This year, Tulane University admitted two-thirds of students through early decision rounds—leaving only 106 spots for regular decision applicants in their freshman class. That’s a shocking statistic. Many colleges, including Brown (53%), are admitting half their classes in early admission rounds. Here’s what the different college admission deadlines mean.
What is rolling admission?
According to the Princeton Review, “Colleges with rolling admissions evaluate applications as they are received versus waiting to evaluate all applications after a hard deadline. Schools will continue to evaluate applications until they’ve filled all the slots for their incoming class.” In other words, once you apply to a school with rolling admission, you will be notified quickly if you are accepted.
Rolling admission schools accept applications as early as July and as late as April. If you want to take full advantage of rolling admission, submit your applications as early as possible. The pool of applicants is much less saturated early in the process than it is closer to the April deadlines.
Rolling admission can certainly be less stressful than the waiting periods associated with early and regular decision. However, because you’ll be submitting applications earlier through the rolling admission process, you need to make sure you have the requirements squared away early too. For example, you won’t be able to re-take standardized tests in the fall of senior year if you submit your application in the summer or early fall. You’ll need to be satisfied with your previous test scores to submit them with a rolling admission application. I recommend that every student apply to a rolling admission school. An early rejection gives us time to alter your college list.
A brief list of schools with rolling admission:
- Penn State
- University of Pittsburg
- Michigan State
- The University of Tulsa
- Wheaton College
- Iowa State
- Arizona State
- University of Missouri
- Kansas State
- University of Mississippi
- University of Alabama
Early Decision I and II
Applying early decision means that you can send your application early, and you’ll usually be competing in a smaller applicant pool. This means that, even in very competitive schools, your chances of acceptance are slightly higher. The main concern with early decision is that you want to be certain the school you’re applying to is the one you want to attend. ED is a binding contract—unless your financial aid package does not cover your need, you must withdraw your other applications and submit your enrollment deposit. Most will notify in mid-December, which avoids the stress of waiting all winter and spring for a decision.
A limited number of schools offer ED II. Instead of a November application deadline, the early decision II deadline is in early January. For students who are denied admission under ED I at their top choice, this is another opportunity to increase odds at schools on the top of their list. Early Decision II application pools are usually smaller, so your chances of acceptance are often higher than Early Decision I. The applicant pool can also be a bit less competitive.
Regular decision deadlines often fall around February 1. If we’re going off recent data, the odds of acceptance at competitive schools—mostly private are lower in this final round. However, keep in mind that most public universities only use RD. The harsh reality of college admissions is not without its fair share of criticism, and some even advocate for banning early decision because it creates an unfair admission process for less privileged applicants. In March, New York legislation was introduced to bar public and private colleges from offering early decision. Private colleges are strongly against such a move.
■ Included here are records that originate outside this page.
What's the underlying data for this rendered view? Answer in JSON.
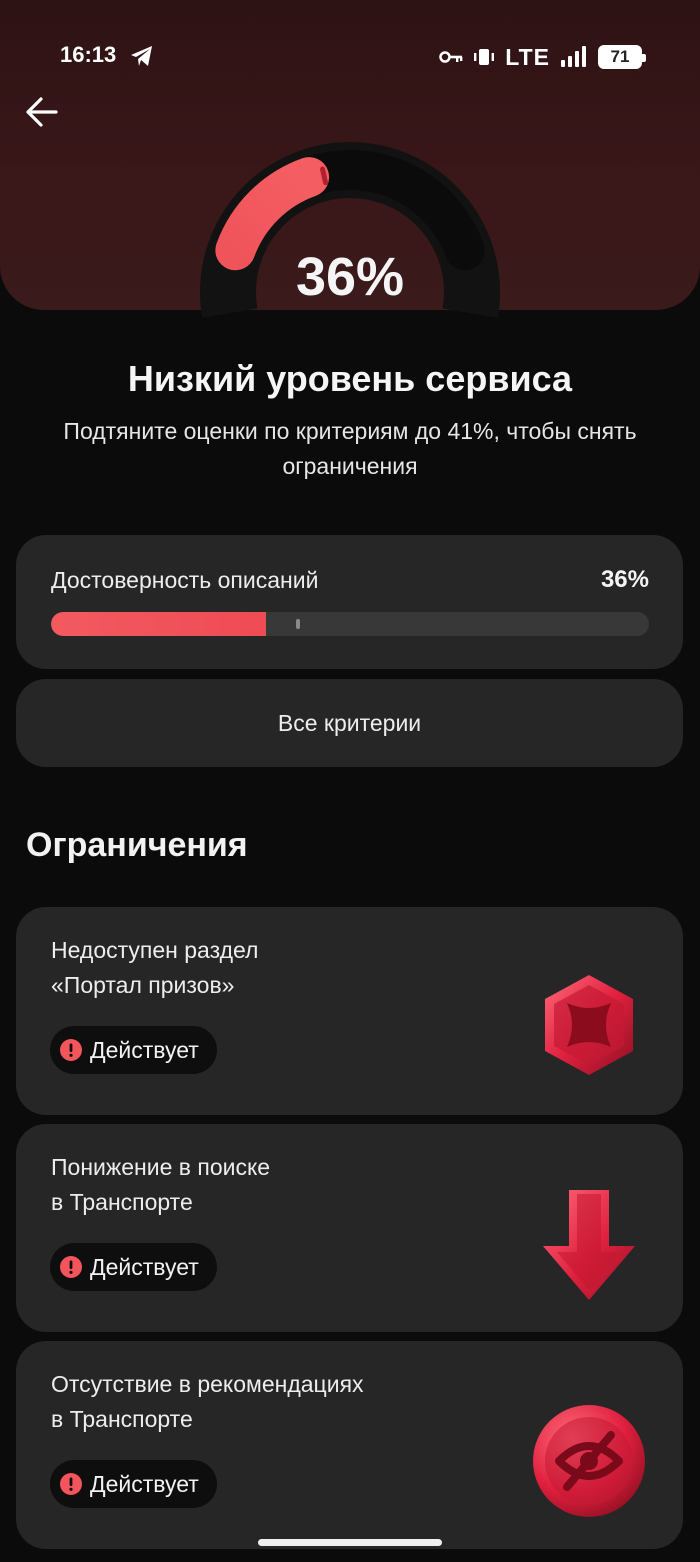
{
  "status_bar": {
    "time": "16:13",
    "network": "LTE",
    "battery": "71"
  },
  "gauge": {
    "percent_label": "36%",
    "value_fraction": 0.36,
    "target_fraction": 0.41
  },
  "summary": {
    "title": "Низкий уровень сервиса",
    "subtitle": "Подтяните оценки по критериям до 41%, чтобы снять ограничения"
  },
  "criterion": {
    "name": "Достоверность описаний",
    "value_label": "36%",
    "value_fraction": 0.36,
    "target_fraction": 0.41
  },
  "all_criteria_label": "Все критерии",
  "restrictions_title": "Ограничения",
  "restrictions": [
    {
      "line1": "Недоступен раздел",
      "line2": "«Портал призов»",
      "status": "Действует",
      "icon": "prize-portal-hexagon-icon"
    },
    {
      "line1": "Понижение в поиске",
      "line2": "в Транспорте",
      "status": "Действует",
      "icon": "arrow-down-icon"
    },
    {
      "line1": "Отсутствие в рекомендациях",
      "line2": "в Транспорте",
      "status": "Действует",
      "icon": "eye-off-icon"
    }
  ],
  "colors": {
    "accent": "#f2555c",
    "card": "#262626",
    "background": "#0b0b0b"
  }
}
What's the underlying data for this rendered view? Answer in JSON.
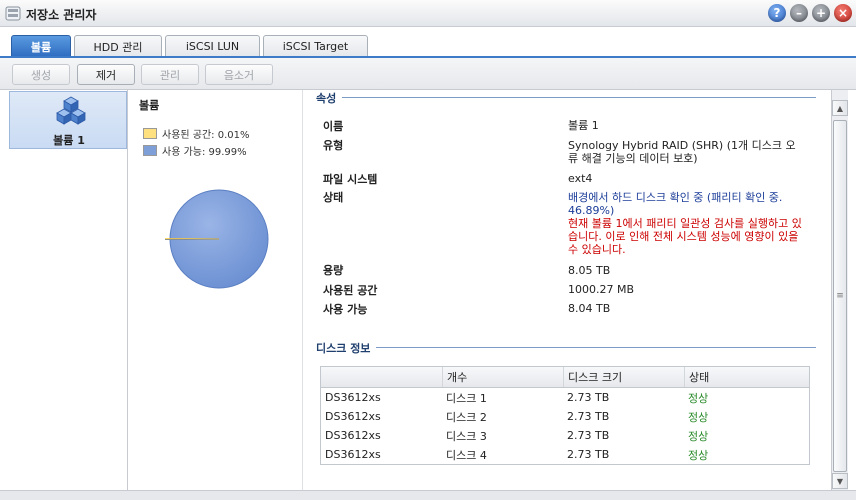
{
  "window": {
    "title": "저장소 관리자",
    "help_glyph": "?",
    "min_glyph": "–",
    "max_glyph": "+",
    "close_glyph": "×"
  },
  "tabs": [
    {
      "label": "볼륨",
      "active": true
    },
    {
      "label": "HDD 관리"
    },
    {
      "label": "iSCSI LUN"
    },
    {
      "label": "iSCSI Target"
    }
  ],
  "toolbar": {
    "create": "생성",
    "delete": "제거",
    "manage": "관리",
    "remove": "음소거"
  },
  "volumes": [
    {
      "label": "볼륨 1"
    }
  ],
  "usage": {
    "title": "볼륨",
    "used_label": "사용된 공간: 0.01%",
    "free_label": "사용 가능: 99.99%",
    "used_color": "#ffe080",
    "free_color": "#7f9fd8",
    "used_fraction": 0.0001
  },
  "properties": {
    "section_title": "속성",
    "name_label": "이름",
    "name_value": "볼륨 1",
    "type_label": "유형",
    "type_value": "Synology Hybrid RAID (SHR) (1개 디스크 오류 해결 기능의 데이터 보호)",
    "fs_label": "파일 시스템",
    "fs_value": "ext4",
    "status_label": "상태",
    "status_value_blue": "배경에서 하드 디스크 확인 중 (패리티 확인 중. 46.89%)",
    "status_value_red": "현재 볼륨 1에서 패리티 일관성 검사를 실행하고 있습니다. 이로 인해 전체 시스템 성능에 영향이 있을 수 있습니다.",
    "capacity_label": "용량",
    "capacity_value": "8.05 TB",
    "used_space_label": "사용된 공간",
    "used_space_value": "1000.27 MB",
    "available_label": "사용 가능",
    "available_value": "8.04 TB"
  },
  "disk_info": {
    "section_title": "디스크 정보",
    "columns": [
      "",
      "개수",
      "디스크 크기",
      "상태"
    ],
    "rows": [
      [
        "DS3612xs",
        "디스크 1",
        "2.73 TB",
        "정상"
      ],
      [
        "DS3612xs",
        "디스크 2",
        "2.73 TB",
        "정상"
      ],
      [
        "DS3612xs",
        "디스크 3",
        "2.73 TB",
        "정상"
      ],
      [
        "DS3612xs",
        "디스크 4",
        "2.73 TB",
        "정상"
      ]
    ]
  },
  "scrollbar": {
    "up": "▲",
    "down": "▼",
    "grip": "≡"
  }
}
As your final college list develops and colleges release their admission deadlines, we will discuss the best approach for your family. Digging into the data for recent admitted classes will help us determine how to use these deadlines to your advantage. Managing deadlines also determines when you need to take your SAT/ACT and whether your 12th grade first semester grades support your application better than just using your junior year cumulative GPA.